Given records Start Marker
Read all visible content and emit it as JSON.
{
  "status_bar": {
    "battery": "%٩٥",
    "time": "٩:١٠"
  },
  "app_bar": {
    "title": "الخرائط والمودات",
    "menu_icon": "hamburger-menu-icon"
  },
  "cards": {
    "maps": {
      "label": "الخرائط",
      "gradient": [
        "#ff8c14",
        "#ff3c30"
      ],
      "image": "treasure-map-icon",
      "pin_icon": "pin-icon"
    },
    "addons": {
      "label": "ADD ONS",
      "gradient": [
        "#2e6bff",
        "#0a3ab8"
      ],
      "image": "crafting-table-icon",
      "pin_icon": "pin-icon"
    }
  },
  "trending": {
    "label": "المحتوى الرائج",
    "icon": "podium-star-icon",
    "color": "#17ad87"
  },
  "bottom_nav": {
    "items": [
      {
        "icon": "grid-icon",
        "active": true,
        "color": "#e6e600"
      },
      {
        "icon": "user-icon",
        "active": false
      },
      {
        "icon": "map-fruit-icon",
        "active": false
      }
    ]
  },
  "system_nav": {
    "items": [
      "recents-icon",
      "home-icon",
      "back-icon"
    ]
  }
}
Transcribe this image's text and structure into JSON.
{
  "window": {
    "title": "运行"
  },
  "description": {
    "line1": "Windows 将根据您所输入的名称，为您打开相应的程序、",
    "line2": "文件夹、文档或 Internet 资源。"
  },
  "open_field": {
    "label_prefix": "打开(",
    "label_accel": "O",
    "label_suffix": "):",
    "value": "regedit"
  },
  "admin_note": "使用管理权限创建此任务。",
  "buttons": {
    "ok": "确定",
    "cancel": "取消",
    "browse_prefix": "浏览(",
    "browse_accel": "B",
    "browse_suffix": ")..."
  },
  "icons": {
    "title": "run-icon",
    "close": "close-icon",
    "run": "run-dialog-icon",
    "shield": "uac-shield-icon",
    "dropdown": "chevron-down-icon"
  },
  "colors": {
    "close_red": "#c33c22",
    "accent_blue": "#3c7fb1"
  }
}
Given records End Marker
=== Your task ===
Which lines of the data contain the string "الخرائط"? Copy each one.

=== Answer ===
    "title": "الخرائط والمودات",
      "label": "الخرائط",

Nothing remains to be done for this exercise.